In order to get a more intuitive idea of what entropy represents, it can be helpful to see it as a **measure of the quality of the energy.** This implies that we can distinguish between **"high-quality"** and **"low-quality"** forms of energy.

Which are forms of **high-quality** energy? Those that are readily available to be used, as is the case of **chemical energy stored in a battery, electrical energy, mechanical energy, and some fossil fuels.** On the other hand, we consider **heat at low temperatures** to be a **low-quality** form of energy, as this can produce little to no work.

As a thought exercise, we can think of a battery-operated lamp. The clumped energy in the batteries is ready to be used at any time to turn on the light bulb. When you turn on the lamp, you'll notice the bulb is heating up, and this heat is lost to the surroundings.

If we apply the first law to this system, we'll see that **the energy is conserved.** However, when calculating **the entropy generation, this will be positive.** We can see this as the initial electrical energy from the batteries degrading into heat, which we won't be able to use or reverse into electrical energy.

From the above, you can see that the statement: * "the entropy of the universe is constantly increasing"* indicates that the universe's energy is gradually degrading from high to low quality.

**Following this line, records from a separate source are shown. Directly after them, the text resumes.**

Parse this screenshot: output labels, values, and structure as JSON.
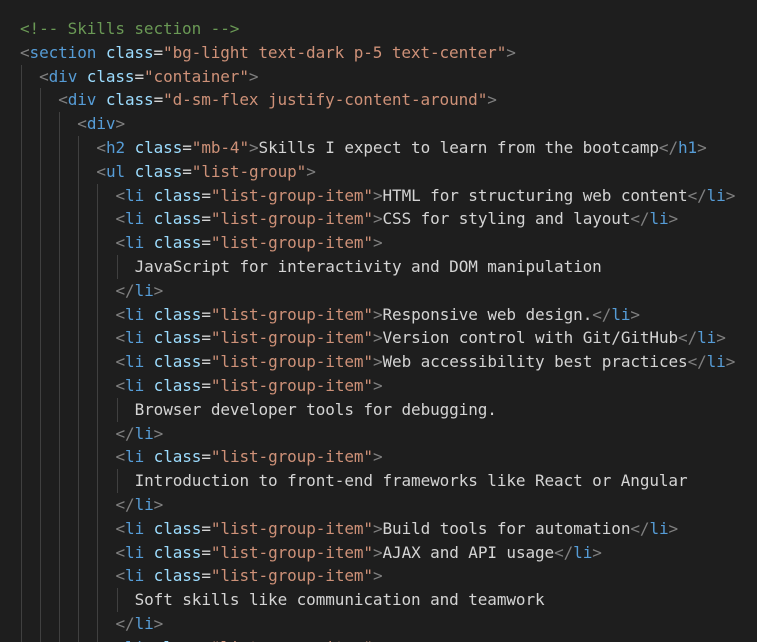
{
  "colors": {
    "background": "#1e1e1e",
    "comment": "#6a9955",
    "bracket": "#808080",
    "tag": "#569cd6",
    "attribute": "#9cdcfe",
    "string": "#ce9178",
    "text": "#d4d4d4",
    "indent_guide": "#404040"
  },
  "lines": [
    {
      "indent": 0,
      "tokens": [
        {
          "t": "comment",
          "v": "<!-- Skills section -->"
        }
      ]
    },
    {
      "indent": 0,
      "tokens": [
        {
          "t": "bracket",
          "v": "<"
        },
        {
          "t": "tag",
          "v": "section"
        },
        {
          "t": "text",
          "v": " "
        },
        {
          "t": "attr",
          "v": "class"
        },
        {
          "t": "eq",
          "v": "="
        },
        {
          "t": "str",
          "v": "\"bg-light text-dark p-5 text-center\""
        },
        {
          "t": "bracket",
          "v": ">"
        }
      ]
    },
    {
      "indent": 1,
      "tokens": [
        {
          "t": "bracket",
          "v": "<"
        },
        {
          "t": "tag",
          "v": "div"
        },
        {
          "t": "text",
          "v": " "
        },
        {
          "t": "attr",
          "v": "class"
        },
        {
          "t": "eq",
          "v": "="
        },
        {
          "t": "str",
          "v": "\"container\""
        },
        {
          "t": "bracket",
          "v": ">"
        }
      ]
    },
    {
      "indent": 2,
      "tokens": [
        {
          "t": "bracket",
          "v": "<"
        },
        {
          "t": "tag",
          "v": "div"
        },
        {
          "t": "text",
          "v": " "
        },
        {
          "t": "attr",
          "v": "class"
        },
        {
          "t": "eq",
          "v": "="
        },
        {
          "t": "str",
          "v": "\"d-sm-flex justify-content-around\""
        },
        {
          "t": "bracket",
          "v": ">"
        }
      ]
    },
    {
      "indent": 3,
      "tokens": [
        {
          "t": "bracket",
          "v": "<"
        },
        {
          "t": "tag",
          "v": "div"
        },
        {
          "t": "bracket",
          "v": ">"
        }
      ]
    },
    {
      "indent": 4,
      "tokens": [
        {
          "t": "bracket",
          "v": "<"
        },
        {
          "t": "tag",
          "v": "h2"
        },
        {
          "t": "text",
          "v": " "
        },
        {
          "t": "attr",
          "v": "class"
        },
        {
          "t": "eq",
          "v": "="
        },
        {
          "t": "str",
          "v": "\"mb-4\""
        },
        {
          "t": "bracket",
          "v": ">"
        },
        {
          "t": "text",
          "v": "Skills I expect to learn from the bootcamp"
        },
        {
          "t": "bracket",
          "v": "</"
        },
        {
          "t": "tag",
          "v": "h1"
        },
        {
          "t": "bracket",
          "v": ">"
        }
      ]
    },
    {
      "indent": 4,
      "tokens": [
        {
          "t": "bracket",
          "v": "<"
        },
        {
          "t": "tag",
          "v": "ul"
        },
        {
          "t": "text",
          "v": " "
        },
        {
          "t": "attr",
          "v": "class"
        },
        {
          "t": "eq",
          "v": "="
        },
        {
          "t": "str",
          "v": "\"list-group\""
        },
        {
          "t": "bracket",
          "v": ">"
        }
      ]
    },
    {
      "indent": 5,
      "tokens": [
        {
          "t": "bracket",
          "v": "<"
        },
        {
          "t": "tag",
          "v": "li"
        },
        {
          "t": "text",
          "v": " "
        },
        {
          "t": "attr",
          "v": "class"
        },
        {
          "t": "eq",
          "v": "="
        },
        {
          "t": "str",
          "v": "\"list-group-item\""
        },
        {
          "t": "bracket",
          "v": ">"
        },
        {
          "t": "text",
          "v": "HTML for structuring web content"
        },
        {
          "t": "bracket",
          "v": "</"
        },
        {
          "t": "tag",
          "v": "li"
        },
        {
          "t": "bracket",
          "v": ">"
        }
      ]
    },
    {
      "indent": 5,
      "tokens": [
        {
          "t": "bracket",
          "v": "<"
        },
        {
          "t": "tag",
          "v": "li"
        },
        {
          "t": "text",
          "v": " "
        },
        {
          "t": "attr",
          "v": "class"
        },
        {
          "t": "eq",
          "v": "="
        },
        {
          "t": "str",
          "v": "\"list-group-item\""
        },
        {
          "t": "bracket",
          "v": ">"
        },
        {
          "t": "text",
          "v": "CSS for styling and layout"
        },
        {
          "t": "bracket",
          "v": "</"
        },
        {
          "t": "tag",
          "v": "li"
        },
        {
          "t": "bracket",
          "v": ">"
        }
      ]
    },
    {
      "indent": 5,
      "tokens": [
        {
          "t": "bracket",
          "v": "<"
        },
        {
          "t": "tag",
          "v": "li"
        },
        {
          "t": "text",
          "v": " "
        },
        {
          "t": "attr",
          "v": "class"
        },
        {
          "t": "eq",
          "v": "="
        },
        {
          "t": "str",
          "v": "\"list-group-item\""
        },
        {
          "t": "bracket",
          "v": ">"
        }
      ]
    },
    {
      "indent": 6,
      "tokens": [
        {
          "t": "text",
          "v": "JavaScript for interactivity and DOM manipulation"
        }
      ]
    },
    {
      "indent": 5,
      "tokens": [
        {
          "t": "bracket",
          "v": "</"
        },
        {
          "t": "tag",
          "v": "li"
        },
        {
          "t": "bracket",
          "v": ">"
        }
      ]
    },
    {
      "indent": 5,
      "tokens": [
        {
          "t": "bracket",
          "v": "<"
        },
        {
          "t": "tag",
          "v": "li"
        },
        {
          "t": "text",
          "v": " "
        },
        {
          "t": "attr",
          "v": "class"
        },
        {
          "t": "eq",
          "v": "="
        },
        {
          "t": "str",
          "v": "\"list-group-item\""
        },
        {
          "t": "bracket",
          "v": ">"
        },
        {
          "t": "text",
          "v": "Responsive web design."
        },
        {
          "t": "bracket",
          "v": "</"
        },
        {
          "t": "tag",
          "v": "li"
        },
        {
          "t": "bracket",
          "v": ">"
        }
      ]
    },
    {
      "indent": 5,
      "tokens": [
        {
          "t": "bracket",
          "v": "<"
        },
        {
          "t": "tag",
          "v": "li"
        },
        {
          "t": "text",
          "v": " "
        },
        {
          "t": "attr",
          "v": "class"
        },
        {
          "t": "eq",
          "v": "="
        },
        {
          "t": "str",
          "v": "\"list-group-item\""
        },
        {
          "t": "bracket",
          "v": ">"
        },
        {
          "t": "text",
          "v": "Version control with Git/GitHub"
        },
        {
          "t": "bracket",
          "v": "</"
        },
        {
          "t": "tag",
          "v": "li"
        },
        {
          "t": "bracket",
          "v": ">"
        }
      ]
    },
    {
      "indent": 5,
      "tokens": [
        {
          "t": "bracket",
          "v": "<"
        },
        {
          "t": "tag",
          "v": "li"
        },
        {
          "t": "text",
          "v": " "
        },
        {
          "t": "attr",
          "v": "class"
        },
        {
          "t": "eq",
          "v": "="
        },
        {
          "t": "str",
          "v": "\"list-group-item\""
        },
        {
          "t": "bracket",
          "v": ">"
        },
        {
          "t": "text",
          "v": "Web accessibility best practices"
        },
        {
          "t": "bracket",
          "v": "</"
        },
        {
          "t": "tag",
          "v": "li"
        },
        {
          "t": "bracket",
          "v": ">"
        }
      ]
    },
    {
      "indent": 5,
      "tokens": [
        {
          "t": "bracket",
          "v": "<"
        },
        {
          "t": "tag",
          "v": "li"
        },
        {
          "t": "text",
          "v": " "
        },
        {
          "t": "attr",
          "v": "class"
        },
        {
          "t": "eq",
          "v": "="
        },
        {
          "t": "str",
          "v": "\"list-group-item\""
        },
        {
          "t": "bracket",
          "v": ">"
        }
      ]
    },
    {
      "indent": 6,
      "tokens": [
        {
          "t": "text",
          "v": "Browser developer tools for debugging."
        }
      ]
    },
    {
      "indent": 5,
      "tokens": [
        {
          "t": "bracket",
          "v": "</"
        },
        {
          "t": "tag",
          "v": "li"
        },
        {
          "t": "bracket",
          "v": ">"
        }
      ]
    },
    {
      "indent": 5,
      "tokens": [
        {
          "t": "bracket",
          "v": "<"
        },
        {
          "t": "tag",
          "v": "li"
        },
        {
          "t": "text",
          "v": " "
        },
        {
          "t": "attr",
          "v": "class"
        },
        {
          "t": "eq",
          "v": "="
        },
        {
          "t": "str",
          "v": "\"list-group-item\""
        },
        {
          "t": "bracket",
          "v": ">"
        }
      ]
    },
    {
      "indent": 6,
      "tokens": [
        {
          "t": "text",
          "v": "Introduction to front-end frameworks like React or Angular"
        }
      ]
    },
    {
      "indent": 5,
      "tokens": [
        {
          "t": "bracket",
          "v": "</"
        },
        {
          "t": "tag",
          "v": "li"
        },
        {
          "t": "bracket",
          "v": ">"
        }
      ]
    },
    {
      "indent": 5,
      "tokens": [
        {
          "t": "bracket",
          "v": "<"
        },
        {
          "t": "tag",
          "v": "li"
        },
        {
          "t": "text",
          "v": " "
        },
        {
          "t": "attr",
          "v": "class"
        },
        {
          "t": "eq",
          "v": "="
        },
        {
          "t": "str",
          "v": "\"list-group-item\""
        },
        {
          "t": "bracket",
          "v": ">"
        },
        {
          "t": "text",
          "v": "Build tools for automation"
        },
        {
          "t": "bracket",
          "v": "</"
        },
        {
          "t": "tag",
          "v": "li"
        },
        {
          "t": "bracket",
          "v": ">"
        }
      ]
    },
    {
      "indent": 5,
      "tokens": [
        {
          "t": "bracket",
          "v": "<"
        },
        {
          "t": "tag",
          "v": "li"
        },
        {
          "t": "text",
          "v": " "
        },
        {
          "t": "attr",
          "v": "class"
        },
        {
          "t": "eq",
          "v": "="
        },
        {
          "t": "str",
          "v": "\"list-group-item\""
        },
        {
          "t": "bracket",
          "v": ">"
        },
        {
          "t": "text",
          "v": "AJAX and API usage"
        },
        {
          "t": "bracket",
          "v": "</"
        },
        {
          "t": "tag",
          "v": "li"
        },
        {
          "t": "bracket",
          "v": ">"
        }
      ]
    },
    {
      "indent": 5,
      "tokens": [
        {
          "t": "bracket",
          "v": "<"
        },
        {
          "t": "tag",
          "v": "li"
        },
        {
          "t": "text",
          "v": " "
        },
        {
          "t": "attr",
          "v": "class"
        },
        {
          "t": "eq",
          "v": "="
        },
        {
          "t": "str",
          "v": "\"list-group-item\""
        },
        {
          "t": "bracket",
          "v": ">"
        }
      ]
    },
    {
      "indent": 6,
      "tokens": [
        {
          "t": "text",
          "v": "Soft skills like communication and teamwork"
        }
      ]
    },
    {
      "indent": 5,
      "tokens": [
        {
          "t": "bracket",
          "v": "</"
        },
        {
          "t": "tag",
          "v": "li"
        },
        {
          "t": "bracket",
          "v": ">"
        }
      ]
    },
    {
      "indent": 5,
      "tokens": [
        {
          "t": "bracket",
          "v": "<"
        },
        {
          "t": "tag",
          "v": "li"
        },
        {
          "t": "text",
          "v": " "
        },
        {
          "t": "attr",
          "v": "class"
        },
        {
          "t": "eq",
          "v": "="
        },
        {
          "t": "str",
          "v": "\"list-group-item\""
        },
        {
          "t": "bracket",
          "v": ">"
        }
      ]
    }
  ]
}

At some point, the total amount of energy will be the same, but unable to generate work. We can see how those high-quality sources of energy that we still have are extremely valuable, and it's critical to protect them.